§ Aim of the exercise:
Pull from the data below each line where the word "code" occurs, and copy it.

··· Data under study ···

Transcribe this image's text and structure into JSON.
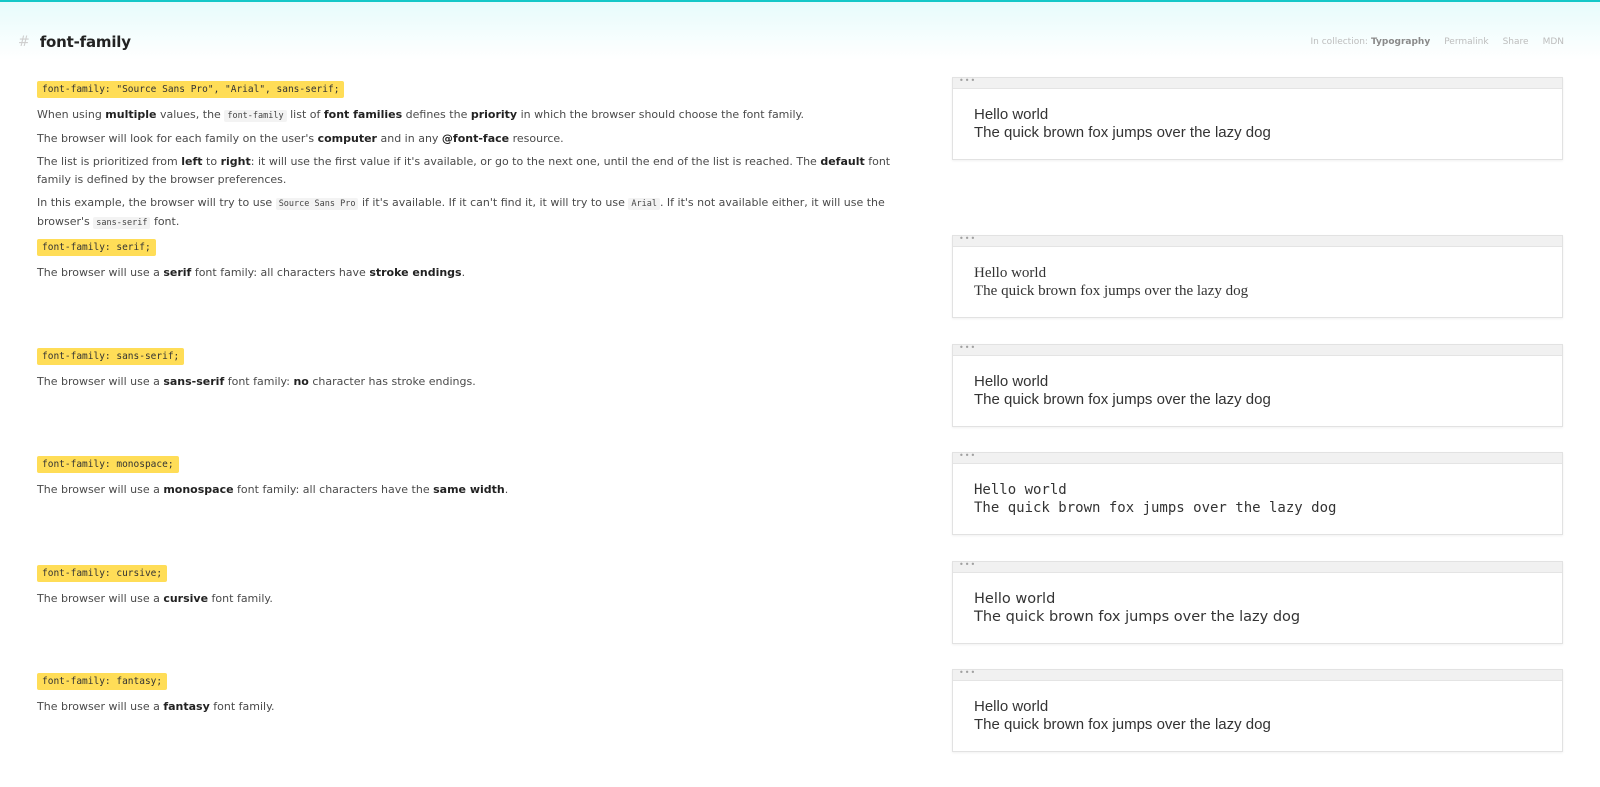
{
  "header": {
    "hash": "#",
    "title": "font-family",
    "collection_label": "In collection:",
    "collection_name": "Typography",
    "links": [
      "Permalink",
      "Share",
      "MDN"
    ]
  },
  "demo": {
    "toolbar": "•••",
    "line1": "Hello world",
    "line2": "The quick brown fox jumps over the lazy dog"
  },
  "sections": [
    {
      "code": "font-family: \"Source Sans Pro\", \"Arial\", sans-serif;",
      "paragraphs": [
        {
          "parts": [
            {
              "t": "When using "
            },
            {
              "t": "multiple",
              "b": true
            },
            {
              "t": " values, the "
            },
            {
              "t": "font-family",
              "c": true
            },
            {
              "t": " list of "
            },
            {
              "t": "font families",
              "b": true
            },
            {
              "t": " defines the "
            },
            {
              "t": "priority",
              "b": true
            },
            {
              "t": " in which the browser should choose the font family."
            }
          ]
        },
        {
          "parts": [
            {
              "t": "The browser will look for each family on the user's "
            },
            {
              "t": "computer",
              "b": true
            },
            {
              "t": " and in any "
            },
            {
              "t": "@font-face",
              "b": true
            },
            {
              "t": " resource."
            }
          ]
        },
        {
          "parts": [
            {
              "t": "The list is prioritized from "
            },
            {
              "t": "left",
              "b": true
            },
            {
              "t": " to "
            },
            {
              "t": "right",
              "b": true
            },
            {
              "t": ": it will use the first value if it's available, or go to the next one, until the end of the list is reached. The "
            },
            {
              "t": "default",
              "b": true
            },
            {
              "t": " font family is defined by the browser preferences."
            }
          ]
        },
        {
          "parts": [
            {
              "t": "In this example, the browser will try to use "
            },
            {
              "t": "Source Sans Pro",
              "c": true
            },
            {
              "t": " if it's available. If it can't find it, it will try to use "
            },
            {
              "t": "Arial",
              "c": true
            },
            {
              "t": ". If it's not available either, it will use the browser's "
            },
            {
              "t": "sans-serif",
              "c": true
            },
            {
              "t": " font."
            }
          ]
        }
      ]
    },
    {
      "code": "font-family: serif;",
      "paragraphs": [
        {
          "parts": [
            {
              "t": "The browser will use a "
            },
            {
              "t": "serif",
              "b": true
            },
            {
              "t": " font family: all characters have "
            },
            {
              "t": "stroke endings",
              "b": true
            },
            {
              "t": "."
            }
          ]
        }
      ]
    },
    {
      "code": "font-family: sans-serif;",
      "paragraphs": [
        {
          "parts": [
            {
              "t": "The browser will use a "
            },
            {
              "t": "sans-serif",
              "b": true
            },
            {
              "t": " font family: "
            },
            {
              "t": "no",
              "b": true
            },
            {
              "t": " character has stroke endings."
            }
          ]
        }
      ]
    },
    {
      "code": "font-family: monospace;",
      "paragraphs": [
        {
          "parts": [
            {
              "t": "The browser will use a "
            },
            {
              "t": "monospace",
              "b": true
            },
            {
              "t": " font family: all characters have the "
            },
            {
              "t": "same width",
              "b": true
            },
            {
              "t": "."
            }
          ]
        }
      ]
    },
    {
      "code": "font-family: cursive;",
      "paragraphs": [
        {
          "parts": [
            {
              "t": "The browser will use a "
            },
            {
              "t": "cursive",
              "b": true
            },
            {
              "t": " font family."
            }
          ]
        }
      ]
    },
    {
      "code": "font-family: fantasy;",
      "paragraphs": [
        {
          "parts": [
            {
              "t": "The browser will use a "
            },
            {
              "t": "fantasy",
              "b": true
            },
            {
              "t": " font family."
            }
          ]
        }
      ]
    }
  ]
}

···

§ Your response:
      "code": "font-family: \"Source Sans Pro\", \"Arial\", sans-serif;",
      "code": "font-family: serif;",
      "code": "font-family: sans-serif;",
      "code": "font-family: monospace;",
      "code": "font-family: cursive;",
      "code": "font-family: fantasy;",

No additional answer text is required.